Pat Metheny Trio+1 September 7, 2005 Jazz Alley Seattle, WA September 7-9, Jazz Alley hosted the first stop of Pat Metheny's current Trio+1 tour. Playing for the first time at Seattle's longest running jazz club (3rd internationally), Metheny performed six sold-out shows along with band members Christian McBride, Antonio Sanchez, and David Sanchez. I caught the second set of the first night of performances. SOLO The evening started with Metheny finger-picking solo guitar to his composition "Last Train Home. The buzz in the air that Metheny often brings with much anticipation from the audience quickly was transformed with the first few notes from the guitar. Wearing blue jeans and rolled up shirt-sleeves, also sporting his signature "big hair, this was a "come as you are affair and the music was first and foremost. Staying on acoustic guitar, "Song for the Boys was next, where spirited strumming sandwiched arpeggiated picking with style and ease. The third number featured a strange-looking instrument with three sets of strings. Each set of strings had its own unique sound. The center of the instrument had a set of strings that was much like a regular guitar, but on top of that was a less resonant quasi-Asian sounding set and below was another set that sounded more harp-like. I also heard a sound that was like voices, possibly via midi or from his traveling laptop sound person side-stage. Another person may have described it much differently, but nonetheless Metheny masterfully tied them all together into one cohesive aural experience.
Next, Metheny switched to electric guitar as bassist Christian McBride and drummer Antonio Sanchez joined in, playing two tunes as a trio. Metheny stretched out considerably on the second tune "Question and Answer. Metheny's solo(s) contained many of the elements of his first recorded version of this song, but here years later he was sounding fresh as ever and taking it further. A set and a half into the tour, the trio was sounding very together on this number, as McBride took the last line of Metheny's guitar solo and re-worked it through his first solo chorus as a springboard for his own virtuosic statement. As Metheny took the melody on the way out, his guitar sound changed, increasing in volume, later making full use of the whammy bar. Jamming over the signature two-chord vamp at the end, the trio got into some great interplay as the song faded out w/ dramatic heavy reverb on the snare drum hits.
Saxophonist David Sanchez came on stage for "H & H, and stayed for the remainder of the show. As McBride laid down one of the best walking bass feels in the biz, saxophonist Sanchez blew several choruses. I was captured by his tone, and how even when he was "going for it, his sound was never abrasive or overpowering.
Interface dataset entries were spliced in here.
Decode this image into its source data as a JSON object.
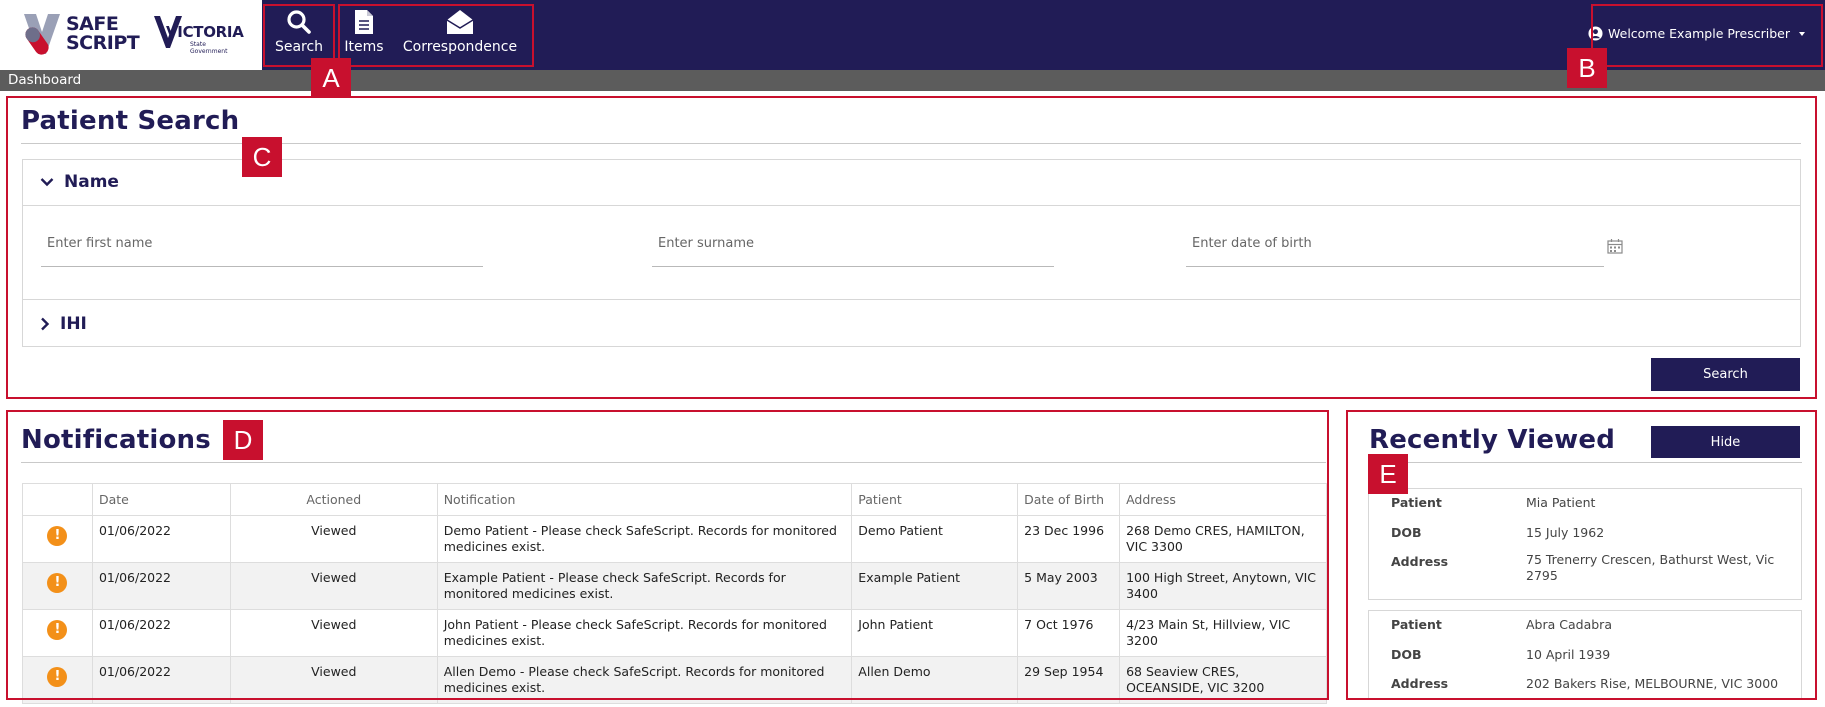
{
  "brand": {
    "safescript_line1": "SAFE",
    "safescript_line2": "SCRIPT",
    "victoria_title": "VICTORIA",
    "victoria_sub1": "State",
    "victoria_sub2": "Government"
  },
  "nav": {
    "search_label": "Search",
    "items_label": "Items",
    "correspondence_label": "Correspondence"
  },
  "user": {
    "welcome_label": "Welcome Example Prescriber"
  },
  "breadcrumb": {
    "label": "Dashboard"
  },
  "annotations": {
    "a": "A",
    "b": "B",
    "c": "C",
    "d": "D",
    "e": "E"
  },
  "patient_search": {
    "title": "Patient Search",
    "name_section": "Name",
    "ihi_section": "IHI",
    "first_name_placeholder": "Enter first name",
    "surname_placeholder": "Enter surname",
    "dob_placeholder": "Enter date of birth",
    "search_button": "Search"
  },
  "notifications": {
    "title": "Notifications",
    "columns": [
      "",
      "Date",
      "Actioned",
      "Notification",
      "Patient",
      "Date of Birth",
      "Address"
    ],
    "rows": [
      {
        "date": "01/06/2022",
        "actioned": "Viewed",
        "notification": "Demo Patient - Please check SafeScript. Records for monitored medicines exist.",
        "patient": "Demo Patient",
        "dob": "23 Dec 1996",
        "address": "268 Demo CRES, HAMILTON, VIC 3300"
      },
      {
        "date": "01/06/2022",
        "actioned": "Viewed",
        "notification": "Example Patient - Please check SafeScript. Records for monitored medicines exist.",
        "patient": "Example Patient",
        "dob": "5 May 2003",
        "address": "100 High Street, Anytown, VIC 3400"
      },
      {
        "date": "01/06/2022",
        "actioned": "Viewed",
        "notification": "John Patient - Please check SafeScript. Records for monitored medicines exist.",
        "patient": "John Patient",
        "dob": "7 Oct 1976",
        "address": "4/23 Main St, Hillview, VIC 3200"
      },
      {
        "date": "01/06/2022",
        "actioned": "Viewed",
        "notification": "Allen Demo - Please check SafeScript. Records for monitored medicines exist.",
        "patient": "Allen Demo",
        "dob": "29 Sep 1954",
        "address": "68 Seaview CRES, OCEANSIDE, VIC 3200"
      }
    ]
  },
  "recently_viewed": {
    "title": "Recently Viewed",
    "hide_button": "Hide",
    "labels": {
      "patient": "Patient",
      "dob": "DOB",
      "address": "Address"
    },
    "cards": [
      {
        "patient": "Mia Patient",
        "dob": "15 July 1962",
        "address": "75 Trenerry Crescen, Bathurst West, Vic 2795"
      },
      {
        "patient": "Abra Cadabra",
        "dob": "10 April 1939",
        "address": "202 Bakers Rise, MELBOURNE, VIC 3000"
      }
    ]
  },
  "colors": {
    "navy": "#211c56",
    "annotation_red": "#c8102e",
    "warning_orange": "#f39019",
    "subbar_grey": "#5c5c5c"
  },
  "icons": [
    "search-icon",
    "document-icon",
    "envelope-icon",
    "user-circle-icon",
    "chevron-down-icon",
    "chevron-right-icon",
    "calendar-icon",
    "warning-icon"
  ]
}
Other tunes performed that evening included a Latin version of John Coltrane's "Giant Steps, "The Red One, which was written by Metheny for fellow-guitarist John Scofield, and "#61, a tune the bandleader described as "so new I need the music. Also performed was the tune "Timeline, originally written by Metheny for drummer Elvin Jones, but on this evening was dedicated to the ailing saxophonist Michael Brecker. Summoned for an encore, McBride re-appeared on electric bass, while Metheny cranked up the distortion for a proper send-off.
As it was the first night of the tour, the show had a great energy throughout, but as might be expected, there were a few rough spots and a little more chart reading than usual. For me, the strength of Metheny's compositions and the virtuosity of the players tied it all together. I ran into local guitarist Conlin Roser at the show, who had been there for both sets. He remarked "I'd love to hear the [band] a few shows down the line, and hear how the whole group advances as an organism. Me too, and I hope Metheny's relentless tour schedule includes a stop here in Seattle next time out.
Thanks to Pat Dineen in Atlanta, Ga for his help and expertise in preparation for this review.
I love jazz because it is both challenging and exhilarating, and the endeavor of improvisation is the highest form of art.
I met so many great musicians--including my two earliest heroes, Maynard Ferguson and Dizzy Gillespie--by attending concerts
and being willing to treat them with the respect they deserve.
The best show I ever attended was the Pat Metheny/Ornette Coleman Song X concert at Cornell University.
The first jazz record I bought was an RCA compilation by Dizzy Gillespie.
My advice to new listeners is to not be afraid to listen to something because you're not familiar with the artists or the band or
the genre or anything - this is music that is best experienced through discovery.